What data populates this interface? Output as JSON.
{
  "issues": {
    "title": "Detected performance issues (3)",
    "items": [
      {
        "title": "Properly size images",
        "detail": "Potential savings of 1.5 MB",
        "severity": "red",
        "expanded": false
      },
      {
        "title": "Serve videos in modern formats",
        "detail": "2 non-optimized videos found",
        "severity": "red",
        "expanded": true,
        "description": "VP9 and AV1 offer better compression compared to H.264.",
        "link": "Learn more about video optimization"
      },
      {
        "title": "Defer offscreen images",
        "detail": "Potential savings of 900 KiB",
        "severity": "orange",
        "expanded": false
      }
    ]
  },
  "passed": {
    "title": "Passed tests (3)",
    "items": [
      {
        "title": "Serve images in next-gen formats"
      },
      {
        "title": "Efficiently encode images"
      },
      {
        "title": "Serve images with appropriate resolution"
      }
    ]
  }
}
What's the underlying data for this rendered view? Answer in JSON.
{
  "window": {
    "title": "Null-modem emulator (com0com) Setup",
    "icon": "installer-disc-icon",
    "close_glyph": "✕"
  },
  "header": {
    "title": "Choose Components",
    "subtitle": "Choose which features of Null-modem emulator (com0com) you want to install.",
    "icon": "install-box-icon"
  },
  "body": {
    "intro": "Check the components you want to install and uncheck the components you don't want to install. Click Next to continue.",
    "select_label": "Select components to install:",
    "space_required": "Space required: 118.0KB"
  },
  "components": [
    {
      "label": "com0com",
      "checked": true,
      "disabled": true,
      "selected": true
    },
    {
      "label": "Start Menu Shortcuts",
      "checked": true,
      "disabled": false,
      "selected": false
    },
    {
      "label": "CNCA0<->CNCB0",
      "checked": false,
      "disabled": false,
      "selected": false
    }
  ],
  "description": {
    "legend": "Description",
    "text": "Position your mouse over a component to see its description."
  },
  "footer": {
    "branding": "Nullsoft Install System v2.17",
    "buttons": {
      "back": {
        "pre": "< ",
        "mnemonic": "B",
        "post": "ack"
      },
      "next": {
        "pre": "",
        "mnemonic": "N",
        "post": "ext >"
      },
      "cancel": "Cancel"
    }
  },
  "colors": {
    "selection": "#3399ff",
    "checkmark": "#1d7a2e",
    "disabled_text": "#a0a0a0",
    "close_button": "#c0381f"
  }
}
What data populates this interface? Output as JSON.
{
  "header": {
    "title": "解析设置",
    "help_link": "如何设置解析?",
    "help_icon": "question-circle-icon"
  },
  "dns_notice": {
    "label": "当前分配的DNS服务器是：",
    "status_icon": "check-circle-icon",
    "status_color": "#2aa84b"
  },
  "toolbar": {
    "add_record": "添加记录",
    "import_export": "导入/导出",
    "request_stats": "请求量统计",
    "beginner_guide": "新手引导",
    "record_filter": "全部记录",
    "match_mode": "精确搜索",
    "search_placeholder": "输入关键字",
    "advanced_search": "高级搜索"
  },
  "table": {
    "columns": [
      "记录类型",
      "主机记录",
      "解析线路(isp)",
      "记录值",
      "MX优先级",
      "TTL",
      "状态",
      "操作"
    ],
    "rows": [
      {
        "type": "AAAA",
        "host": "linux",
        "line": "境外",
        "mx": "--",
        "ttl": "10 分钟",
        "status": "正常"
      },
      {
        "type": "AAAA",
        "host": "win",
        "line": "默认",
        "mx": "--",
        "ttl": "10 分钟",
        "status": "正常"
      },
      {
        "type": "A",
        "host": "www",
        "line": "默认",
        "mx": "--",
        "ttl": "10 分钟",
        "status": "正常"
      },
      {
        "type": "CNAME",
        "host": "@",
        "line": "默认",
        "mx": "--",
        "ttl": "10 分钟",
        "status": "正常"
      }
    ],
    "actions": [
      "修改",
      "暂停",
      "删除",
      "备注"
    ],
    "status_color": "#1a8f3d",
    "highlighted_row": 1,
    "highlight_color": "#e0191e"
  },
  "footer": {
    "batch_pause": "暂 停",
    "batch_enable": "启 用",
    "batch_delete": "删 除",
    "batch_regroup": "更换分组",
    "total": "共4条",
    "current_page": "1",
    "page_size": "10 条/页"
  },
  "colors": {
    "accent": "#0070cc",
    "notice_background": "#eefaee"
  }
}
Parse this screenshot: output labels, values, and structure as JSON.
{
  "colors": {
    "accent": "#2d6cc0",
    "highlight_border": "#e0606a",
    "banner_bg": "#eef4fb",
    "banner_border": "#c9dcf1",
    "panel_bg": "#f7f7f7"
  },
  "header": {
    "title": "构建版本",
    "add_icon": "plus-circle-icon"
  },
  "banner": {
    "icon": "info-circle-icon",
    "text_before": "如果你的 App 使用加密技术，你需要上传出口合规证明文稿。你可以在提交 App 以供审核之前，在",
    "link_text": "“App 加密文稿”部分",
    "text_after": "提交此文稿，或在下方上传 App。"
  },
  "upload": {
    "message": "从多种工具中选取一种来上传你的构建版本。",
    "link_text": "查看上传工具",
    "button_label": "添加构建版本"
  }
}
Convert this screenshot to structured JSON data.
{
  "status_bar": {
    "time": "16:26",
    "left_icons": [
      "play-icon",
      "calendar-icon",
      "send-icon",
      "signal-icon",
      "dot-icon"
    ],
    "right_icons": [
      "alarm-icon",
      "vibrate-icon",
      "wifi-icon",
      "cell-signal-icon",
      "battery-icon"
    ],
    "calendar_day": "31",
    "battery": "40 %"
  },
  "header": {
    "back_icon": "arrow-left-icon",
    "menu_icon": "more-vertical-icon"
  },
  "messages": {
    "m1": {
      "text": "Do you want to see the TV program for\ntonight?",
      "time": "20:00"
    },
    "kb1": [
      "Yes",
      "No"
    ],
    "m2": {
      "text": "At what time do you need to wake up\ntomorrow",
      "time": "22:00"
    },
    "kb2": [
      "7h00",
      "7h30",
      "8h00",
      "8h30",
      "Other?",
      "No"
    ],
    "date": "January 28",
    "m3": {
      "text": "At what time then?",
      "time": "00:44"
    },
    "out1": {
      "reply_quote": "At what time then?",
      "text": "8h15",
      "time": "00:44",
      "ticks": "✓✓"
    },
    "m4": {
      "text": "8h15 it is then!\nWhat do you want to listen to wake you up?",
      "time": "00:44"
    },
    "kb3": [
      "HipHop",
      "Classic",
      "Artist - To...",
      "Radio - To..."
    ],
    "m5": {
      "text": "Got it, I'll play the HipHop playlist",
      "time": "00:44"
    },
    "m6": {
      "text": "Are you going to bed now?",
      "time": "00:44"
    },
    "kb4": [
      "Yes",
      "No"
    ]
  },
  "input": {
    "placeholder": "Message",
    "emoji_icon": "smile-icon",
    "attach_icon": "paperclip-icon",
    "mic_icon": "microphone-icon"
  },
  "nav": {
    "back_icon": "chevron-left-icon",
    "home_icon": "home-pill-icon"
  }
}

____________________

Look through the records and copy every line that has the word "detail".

        "detail": "Potential savings of 1.5 MB",
        "detail": "2 non-optimized videos found",
        "detail": "Potential savings of 900 KiB",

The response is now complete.